# TASK OBJECTIVE
Throughout the listing that follows, find each line with the word "runtime" and copy it.

# DATA SUPPLIED
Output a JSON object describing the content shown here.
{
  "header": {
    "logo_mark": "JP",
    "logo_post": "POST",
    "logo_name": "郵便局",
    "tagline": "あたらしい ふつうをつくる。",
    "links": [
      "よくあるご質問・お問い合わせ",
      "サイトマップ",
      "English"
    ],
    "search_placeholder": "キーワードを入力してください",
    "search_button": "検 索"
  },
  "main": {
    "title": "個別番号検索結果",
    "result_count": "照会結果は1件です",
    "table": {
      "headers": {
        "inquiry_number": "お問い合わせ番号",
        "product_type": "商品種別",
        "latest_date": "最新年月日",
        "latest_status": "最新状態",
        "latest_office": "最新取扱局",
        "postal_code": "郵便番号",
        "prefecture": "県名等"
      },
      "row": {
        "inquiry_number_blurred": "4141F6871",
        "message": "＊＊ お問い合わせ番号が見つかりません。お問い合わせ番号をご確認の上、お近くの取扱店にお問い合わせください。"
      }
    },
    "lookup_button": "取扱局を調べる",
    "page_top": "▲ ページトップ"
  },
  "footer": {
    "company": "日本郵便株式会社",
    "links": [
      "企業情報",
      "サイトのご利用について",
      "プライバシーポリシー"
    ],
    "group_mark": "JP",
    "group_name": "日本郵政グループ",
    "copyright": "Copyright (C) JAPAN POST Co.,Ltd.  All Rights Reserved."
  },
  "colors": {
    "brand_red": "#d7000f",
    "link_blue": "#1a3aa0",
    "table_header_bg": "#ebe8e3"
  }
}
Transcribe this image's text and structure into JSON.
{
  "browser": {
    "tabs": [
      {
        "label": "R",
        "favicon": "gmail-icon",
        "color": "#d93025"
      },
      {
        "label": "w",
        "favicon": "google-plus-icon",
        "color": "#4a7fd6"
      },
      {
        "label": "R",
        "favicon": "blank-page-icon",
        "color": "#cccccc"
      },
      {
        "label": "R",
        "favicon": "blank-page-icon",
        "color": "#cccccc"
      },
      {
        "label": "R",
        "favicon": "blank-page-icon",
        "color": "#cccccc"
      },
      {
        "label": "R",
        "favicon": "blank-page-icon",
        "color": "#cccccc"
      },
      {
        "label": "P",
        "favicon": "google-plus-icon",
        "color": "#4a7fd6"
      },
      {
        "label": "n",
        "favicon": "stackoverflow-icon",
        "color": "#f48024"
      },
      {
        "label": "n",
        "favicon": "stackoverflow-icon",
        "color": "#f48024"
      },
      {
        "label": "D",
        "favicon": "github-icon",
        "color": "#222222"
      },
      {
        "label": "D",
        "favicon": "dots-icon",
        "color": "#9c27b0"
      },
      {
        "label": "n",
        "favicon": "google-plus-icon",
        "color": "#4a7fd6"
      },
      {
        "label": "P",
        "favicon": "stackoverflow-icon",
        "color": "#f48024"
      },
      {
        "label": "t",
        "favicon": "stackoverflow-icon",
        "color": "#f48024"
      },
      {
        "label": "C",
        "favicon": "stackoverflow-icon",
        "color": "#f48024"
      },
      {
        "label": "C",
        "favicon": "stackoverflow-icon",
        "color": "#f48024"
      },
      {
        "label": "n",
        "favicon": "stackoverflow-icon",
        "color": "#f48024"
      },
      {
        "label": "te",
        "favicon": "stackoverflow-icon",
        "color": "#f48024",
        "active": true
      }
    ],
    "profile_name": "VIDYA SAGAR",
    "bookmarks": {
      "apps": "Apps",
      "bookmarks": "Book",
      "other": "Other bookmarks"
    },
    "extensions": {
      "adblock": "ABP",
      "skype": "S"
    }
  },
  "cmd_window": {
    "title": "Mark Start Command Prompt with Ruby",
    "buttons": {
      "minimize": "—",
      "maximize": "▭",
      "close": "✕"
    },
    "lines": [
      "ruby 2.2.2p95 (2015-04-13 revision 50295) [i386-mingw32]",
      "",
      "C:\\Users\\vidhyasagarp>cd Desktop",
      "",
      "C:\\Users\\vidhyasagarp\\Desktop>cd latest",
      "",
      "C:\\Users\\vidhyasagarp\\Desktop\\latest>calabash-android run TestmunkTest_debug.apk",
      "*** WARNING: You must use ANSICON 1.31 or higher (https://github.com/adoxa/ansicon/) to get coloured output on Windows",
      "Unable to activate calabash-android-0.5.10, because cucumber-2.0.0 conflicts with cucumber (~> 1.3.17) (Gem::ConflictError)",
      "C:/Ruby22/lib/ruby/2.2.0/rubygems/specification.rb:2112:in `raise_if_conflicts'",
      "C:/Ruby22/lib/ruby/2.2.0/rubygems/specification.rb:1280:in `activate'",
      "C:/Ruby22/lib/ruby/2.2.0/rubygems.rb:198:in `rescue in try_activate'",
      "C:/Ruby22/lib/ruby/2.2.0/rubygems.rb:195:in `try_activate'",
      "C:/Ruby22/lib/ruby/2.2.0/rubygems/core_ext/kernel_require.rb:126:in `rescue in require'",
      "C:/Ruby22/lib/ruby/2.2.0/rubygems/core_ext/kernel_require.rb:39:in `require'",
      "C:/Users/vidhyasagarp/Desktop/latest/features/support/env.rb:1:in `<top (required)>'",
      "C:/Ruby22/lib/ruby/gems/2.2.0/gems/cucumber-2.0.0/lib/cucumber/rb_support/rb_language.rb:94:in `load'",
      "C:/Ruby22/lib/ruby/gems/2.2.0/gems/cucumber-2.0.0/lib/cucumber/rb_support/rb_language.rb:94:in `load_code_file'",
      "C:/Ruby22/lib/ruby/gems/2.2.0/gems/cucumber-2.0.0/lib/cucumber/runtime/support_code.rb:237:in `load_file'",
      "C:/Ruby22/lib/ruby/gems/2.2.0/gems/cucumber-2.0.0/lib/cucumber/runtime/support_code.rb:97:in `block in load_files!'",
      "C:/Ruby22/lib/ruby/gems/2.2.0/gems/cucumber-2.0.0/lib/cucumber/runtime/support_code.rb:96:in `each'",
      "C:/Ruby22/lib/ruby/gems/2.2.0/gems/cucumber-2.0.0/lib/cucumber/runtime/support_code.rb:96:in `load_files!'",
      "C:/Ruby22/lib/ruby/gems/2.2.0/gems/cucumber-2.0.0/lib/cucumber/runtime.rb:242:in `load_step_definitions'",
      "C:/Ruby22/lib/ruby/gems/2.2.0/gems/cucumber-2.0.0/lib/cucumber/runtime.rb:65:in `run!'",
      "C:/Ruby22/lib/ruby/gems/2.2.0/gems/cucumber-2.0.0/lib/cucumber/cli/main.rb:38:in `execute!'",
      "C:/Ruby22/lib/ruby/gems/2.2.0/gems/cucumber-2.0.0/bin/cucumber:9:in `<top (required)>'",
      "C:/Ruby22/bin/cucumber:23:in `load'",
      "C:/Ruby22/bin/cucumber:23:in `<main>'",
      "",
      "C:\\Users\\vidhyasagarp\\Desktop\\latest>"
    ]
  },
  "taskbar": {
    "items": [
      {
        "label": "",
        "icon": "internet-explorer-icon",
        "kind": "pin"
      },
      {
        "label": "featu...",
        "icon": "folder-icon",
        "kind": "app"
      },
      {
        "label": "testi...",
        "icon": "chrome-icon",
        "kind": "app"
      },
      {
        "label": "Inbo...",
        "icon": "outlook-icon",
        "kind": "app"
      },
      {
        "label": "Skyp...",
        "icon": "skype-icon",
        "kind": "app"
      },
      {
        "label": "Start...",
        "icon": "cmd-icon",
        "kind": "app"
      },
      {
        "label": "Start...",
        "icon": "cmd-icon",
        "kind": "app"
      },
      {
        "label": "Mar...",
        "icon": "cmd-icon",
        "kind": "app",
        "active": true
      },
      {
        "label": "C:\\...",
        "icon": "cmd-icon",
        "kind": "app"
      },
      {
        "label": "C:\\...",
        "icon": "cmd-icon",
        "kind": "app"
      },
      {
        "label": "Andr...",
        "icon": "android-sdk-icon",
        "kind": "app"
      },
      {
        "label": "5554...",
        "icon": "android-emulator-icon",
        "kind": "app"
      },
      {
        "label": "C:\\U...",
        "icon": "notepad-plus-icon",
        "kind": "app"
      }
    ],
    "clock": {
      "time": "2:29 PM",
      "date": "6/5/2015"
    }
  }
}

# TASK RESULT
      "C:/Ruby22/lib/ruby/gems/2.2.0/gems/cucumber-2.0.0/lib/cucumber/runtime/support_code.rb:237:in `load_file'",
      "C:/Ruby22/lib/ruby/gems/2.2.0/gems/cucumber-2.0.0/lib/cucumber/runtime/support_code.rb:97:in `block in load_files!'",
      "C:/Ruby22/lib/ruby/gems/2.2.0/gems/cucumber-2.0.0/lib/cucumber/runtime/support_code.rb:96:in `each'",
      "C:/Ruby22/lib/ruby/gems/2.2.0/gems/cucumber-2.0.0/lib/cucumber/runtime/support_code.rb:96:in `load_files!'",
      "C:/Ruby22/lib/ruby/gems/2.2.0/gems/cucumber-2.0.0/lib/cucumber/runtime.rb:242:in `load_step_definitions'",
      "C:/Ruby22/lib/ruby/gems/2.2.0/gems/cucumber-2.0.0/lib/cucumber/runtime.rb:65:in `run!'",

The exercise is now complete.